The article, published on Aug. 20, identifies two federal appeals courts that require lawyers delivering in-person-oral arguments to submit proof of vaccination. They are the Denver-based 10th U.S. Circuit Court of Appeals, planning to begin in-person arguments on Oct. 4, and the Chicago-based 7th U.S. Circuit Court of Appeals, planning to begin in person-arguments on Sept. 20.
The 10th Circuit is requiring all members of the public to get vaccinated for entry to the Byron White United States Courthouse in Denver. The 7th Circuit, meanwhile, is generally requiring vaccination for court employees at the Dirksen United States Courthouse in Chicago and for lawyers at in-person oral arguments. All persons in public areas at both courthouses must wear masks in public areas.

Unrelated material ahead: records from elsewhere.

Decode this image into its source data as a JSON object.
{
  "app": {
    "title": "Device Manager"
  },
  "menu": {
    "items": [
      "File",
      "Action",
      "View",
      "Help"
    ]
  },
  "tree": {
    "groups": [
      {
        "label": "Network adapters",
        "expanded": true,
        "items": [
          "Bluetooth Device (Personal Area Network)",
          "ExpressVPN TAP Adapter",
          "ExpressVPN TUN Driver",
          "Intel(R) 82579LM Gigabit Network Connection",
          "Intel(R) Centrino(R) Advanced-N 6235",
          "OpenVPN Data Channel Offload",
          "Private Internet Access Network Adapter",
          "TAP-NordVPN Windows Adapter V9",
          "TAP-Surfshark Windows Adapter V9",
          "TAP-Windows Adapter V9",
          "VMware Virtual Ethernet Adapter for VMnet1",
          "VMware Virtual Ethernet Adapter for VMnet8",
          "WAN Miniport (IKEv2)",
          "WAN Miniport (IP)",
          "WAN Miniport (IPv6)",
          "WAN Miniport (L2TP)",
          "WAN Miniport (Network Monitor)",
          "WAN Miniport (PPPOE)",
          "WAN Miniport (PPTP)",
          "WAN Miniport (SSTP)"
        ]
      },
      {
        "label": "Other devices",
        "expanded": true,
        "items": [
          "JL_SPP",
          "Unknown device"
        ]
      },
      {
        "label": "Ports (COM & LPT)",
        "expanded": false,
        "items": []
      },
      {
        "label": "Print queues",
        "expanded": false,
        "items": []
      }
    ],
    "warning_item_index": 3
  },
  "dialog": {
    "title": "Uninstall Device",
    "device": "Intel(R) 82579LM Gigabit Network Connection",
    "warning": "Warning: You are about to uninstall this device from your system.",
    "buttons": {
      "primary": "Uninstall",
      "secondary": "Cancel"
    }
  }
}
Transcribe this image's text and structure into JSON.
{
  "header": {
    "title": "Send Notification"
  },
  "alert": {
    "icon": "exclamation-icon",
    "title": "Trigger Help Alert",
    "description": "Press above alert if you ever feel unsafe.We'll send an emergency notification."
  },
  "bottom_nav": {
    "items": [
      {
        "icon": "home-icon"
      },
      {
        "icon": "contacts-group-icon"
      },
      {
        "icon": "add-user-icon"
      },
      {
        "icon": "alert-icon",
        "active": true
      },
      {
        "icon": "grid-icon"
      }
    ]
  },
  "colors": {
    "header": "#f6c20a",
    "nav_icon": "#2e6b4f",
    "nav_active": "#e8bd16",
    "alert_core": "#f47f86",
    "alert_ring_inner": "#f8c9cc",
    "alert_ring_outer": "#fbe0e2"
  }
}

But vaccinated lawyers don’t have to wear masks in the courtroom or lawyers’ lounge at the Dirksen building in Chicago. Vaccinated lawyers at the Denver federal courthouse may remove their masks at the oral-argument lectern at the discretion of the presiding judge.
Lawyers who aren’t fully vaccinated in the 7th Circuit must present oral arguments remotely. In the 10th Circuit, unvaccinated lawyers must file a motion for leave to appear via video.

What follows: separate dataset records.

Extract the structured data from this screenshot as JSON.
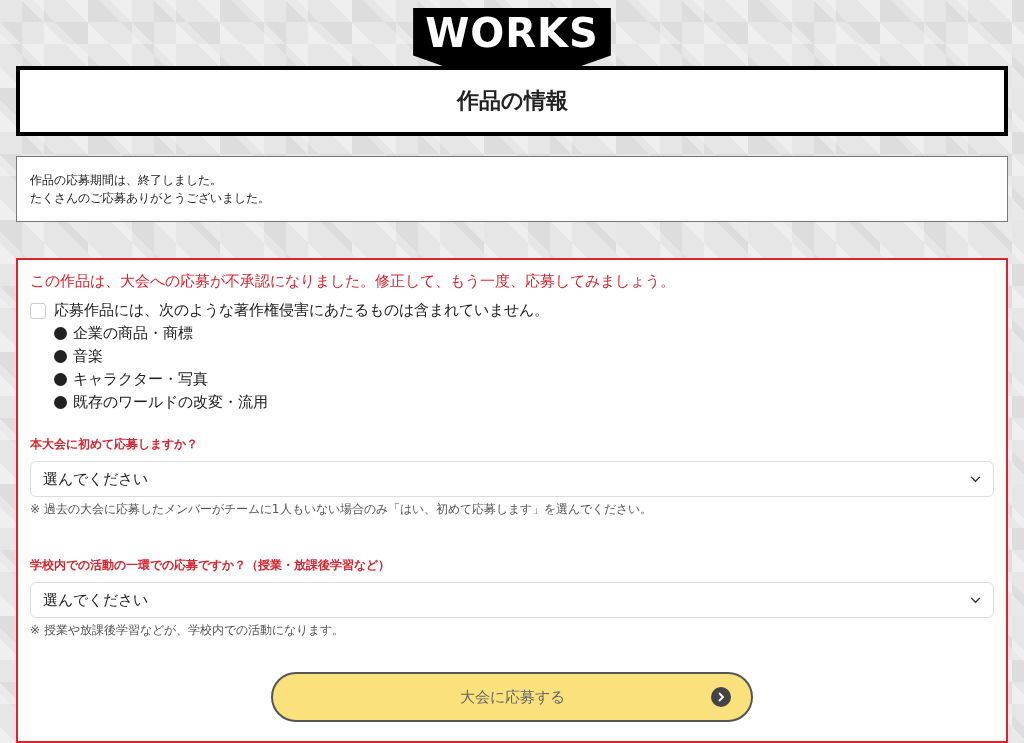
{
  "logo": "WORKS",
  "page_title": "作品の情報",
  "notice": [
    "作品の応募期間は、終了しました。",
    "たくさんのご応募ありがとうございました。"
  ],
  "error_message": "この作品は、大会への応募が不承認になりました。修正して、もう一度、応募してみましょう。",
  "agreement": {
    "label": "応募作品には、次のような著作権侵害にあたるものは含まれていません。",
    "checked": false,
    "items": [
      "企業の商品・商標",
      "音楽",
      "キャラクター・写真",
      "既存のワールドの改変・流用"
    ]
  },
  "questions": [
    {
      "label": "本大会に初めて応募しますか？",
      "value": "選んでください",
      "note": "※ 過去の大会に応募したメンバーがチームに1人もいない場合のみ「はい、初めて応募します」を選んでください。"
    },
    {
      "label": "学校内での活動の一環での応募ですか？（授業・放課後学習など）",
      "value": "選んでください",
      "note": "※ 授業や放課後学習などが、学校内での活動になります。"
    }
  ],
  "submit": {
    "label": "大会に応募する",
    "disabled": true
  }
}
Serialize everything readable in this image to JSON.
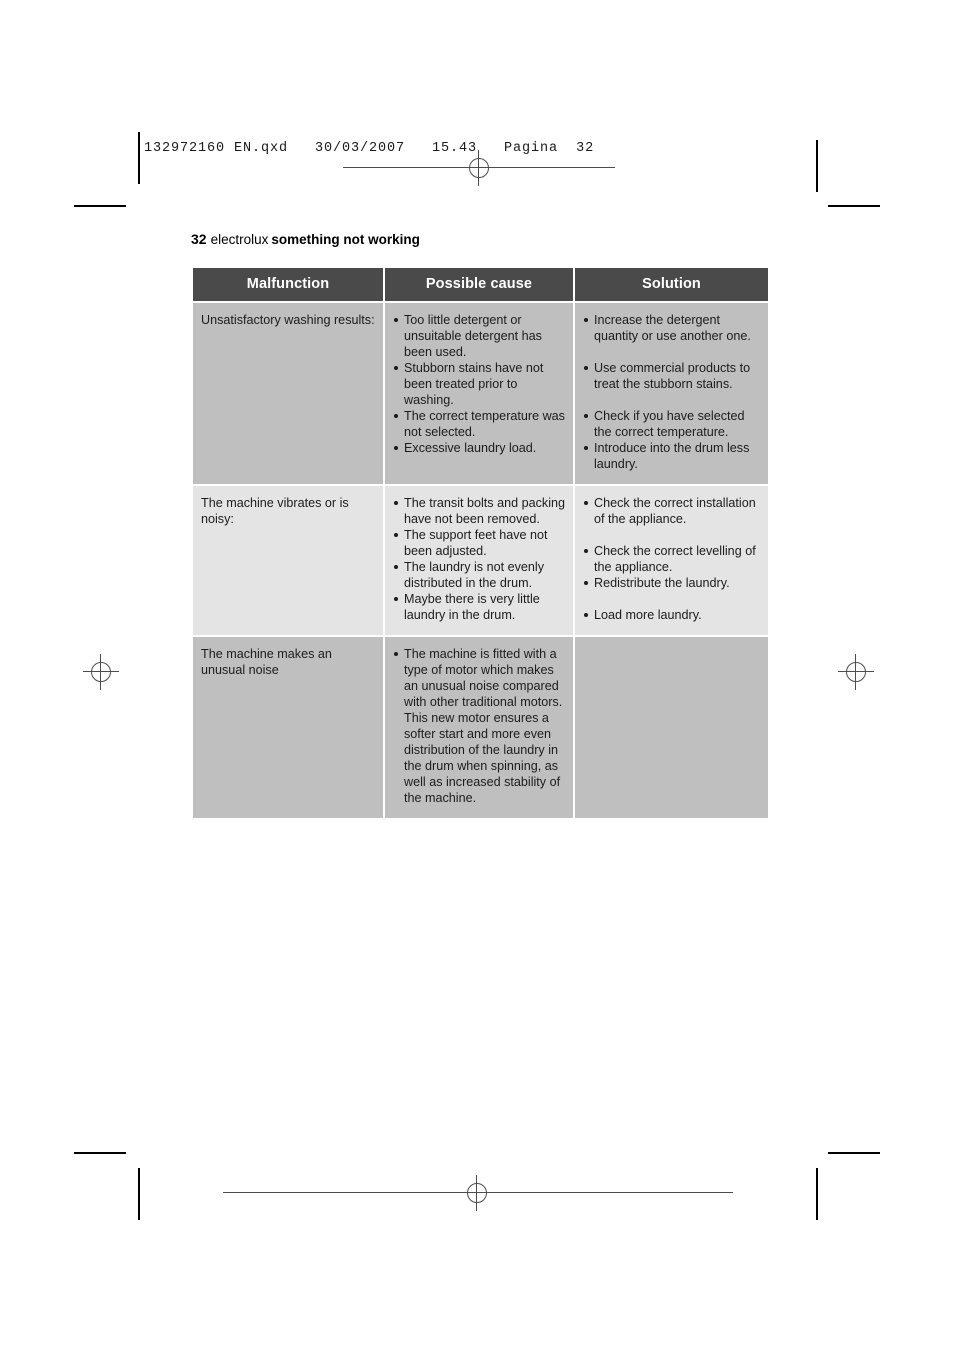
{
  "imposition": {
    "file_slug": "132972160 EN.qxd   30/03/2007   15.43   Pagina  32"
  },
  "page": {
    "number": "32",
    "brand": "electrolux",
    "section_title": "something not working"
  },
  "table": {
    "headers": {
      "malfunction": "Malfunction",
      "possible_cause": "Possible cause",
      "solution": "Solution"
    },
    "rows": [
      {
        "malfunction": "Unsatisfactory washing results:",
        "causes": [
          "Too little detergent or unsuitable detergent has been used.",
          "Stubborn stains have not been treated prior to washing.",
          "The correct temperature was not selected.",
          "Excessive laundry load."
        ],
        "solutions": [
          "Increase the detergent quantity or use another one.",
          "Use commercial products to treat the stubborn stains.",
          "Check if you have selected the correct temperature.",
          "Introduce into the drum less laundry."
        ]
      },
      {
        "malfunction": "The machine vibrates or is noisy:",
        "causes": [
          "The transit bolts and packing have not been removed.",
          "The support feet have not been adjusted.",
          "The laundry is not evenly distributed in the drum.",
          "Maybe there is very little laundry in the drum."
        ],
        "solutions": [
          "Check the correct installation of the appliance.",
          "Check the correct levelling of the appliance.",
          "Redistribute the laundry.",
          "Load more laundry."
        ]
      },
      {
        "malfunction": "The machine makes an unusual noise",
        "causes": [
          "The machine is fitted with a type of motor which makes an unusual noise compared with other traditional motors. This new motor ensures a softer start and more even distribution of the laundry in the drum when spinning, as well as increased stability of the machine."
        ],
        "solutions": []
      }
    ]
  },
  "colors": {
    "header_bar": "#4a4a4a",
    "row_shade_dark": "#bfbfbf",
    "row_shade_light": "#e4e4e4",
    "text": "#1c1c1c"
  }
}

Two other circuits require a vaccine or negative COVID-19 test with the last 72 hours before oral arguments. They are the New York-based 2nd U.S. Circuit Court of Appeals, which has in-person arguments this month, and the Atlanta-based 11th U.S. Circuit Court of Appeals, which was still holding oral arguments by Zoom when contacted by Law360.
The U.S. Court of Appeals for the Federal Circuit, meanwhile, plans to require a vaccination or negative test within the last 48 hours when it resumes in-person arguments on Aug. 30.
At the New Orleans-based 5th U.S. Circuit Court of Appeals, which resumes in-person arguments on Aug. 30, masks are required in public areas, but not when lawyers are presenting arguments.
Several federal appeals courts are pushing back oral arguments until late October or November, and their vaccination policies are not yet in place.